The markings on the pale grey dragon's vein agate in this necklace look like a bloodshot eye, the morning after a great night out on the razzle. The blue agate has a bit of light tracery running through it as well and together, they make a very pretty picture. The two brushed metal beads and the sweet little clasp set with a black onyx only make it prettier. Once again I rescued a potentially drab grey necklace, this time with touches of blue and silver.
One of my clients requested a necklace with a Tagemout bead - she saw one I made earlier and asked for a similar piece. It took me ages to find a suitable Tagemout, and I spent some time over the weekend making the faux amber beads in the necklace.
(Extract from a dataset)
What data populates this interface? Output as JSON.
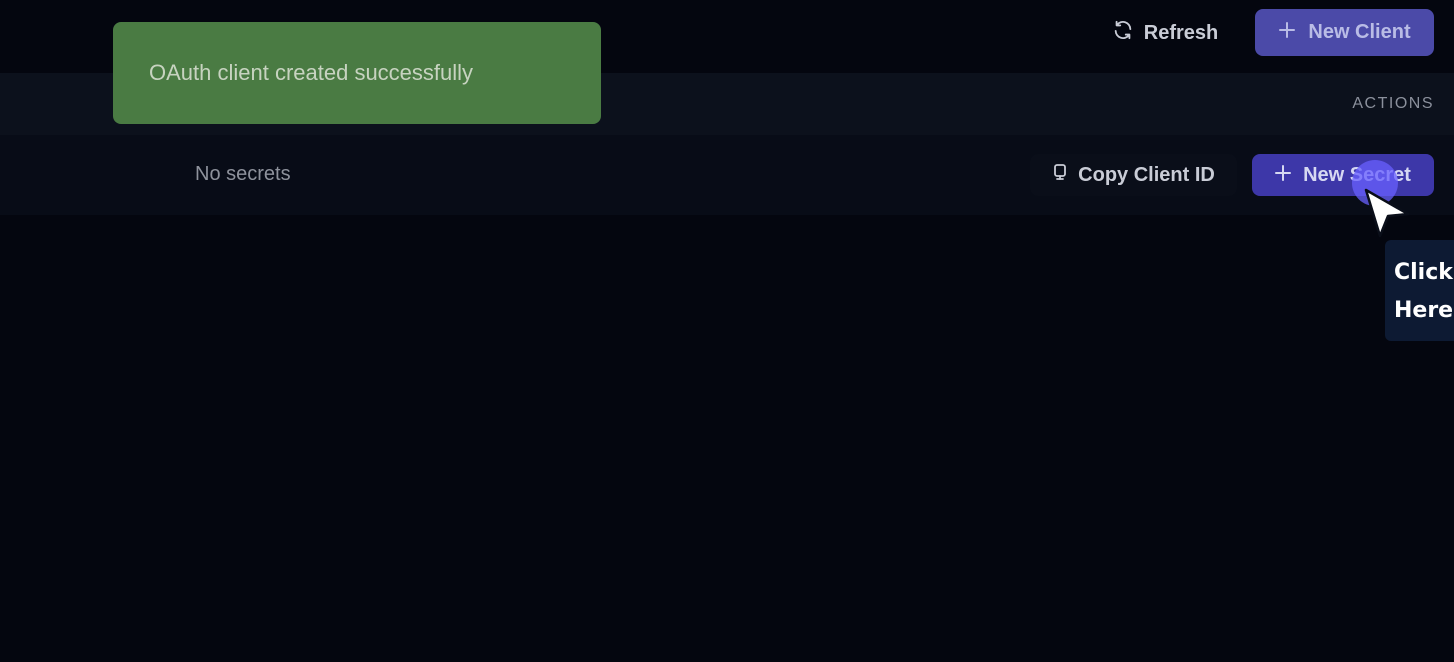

Polymer clay is a chameleon substance which is readily manipulated to resemble glass, gemstones, amber and other materials.
The Moroccan Tagemout bead was strung with faux amber in the necklace I made a couple of years ago.
Amber doesn't surface in the Sahara, due to a scarcity of ancient pine forests and was formed on the shores of the Baltic Sea in northern Europe and shipped onwards through Italy. It was packed onto the backs of camels by indigo-shrouded Tuareg traders, who carried them deep into the desert to exchange for gold.
These faux amber beads are meant to be old, and fashioned some time back in the 19th century. Their surfaces have a crazed and weathered patina and appear broken and repaired. Many have been broken in half parallel to the stringing hole. Tiny strips of decorative silver are hammered across the break to make them whole. Little pieces of 'coral and turquoise' are inserted into the niches in the 'amber' as a decoration. The beads are now ready to be made up into a necklace, possibly next week.
Translucent clay coloured with alcohol inks and embossing powder.
The beads were rolled, embellished and cured.
Each bead was sanded with 3 successive grits of sandpaper, and antiqued
Buffed and polished, and finally ready to use.
So, there you are then. That's what I've been up to this week. What have you been doing? Do tell.
Have a fabulous week and I'll catch you next Friday, same time, same place.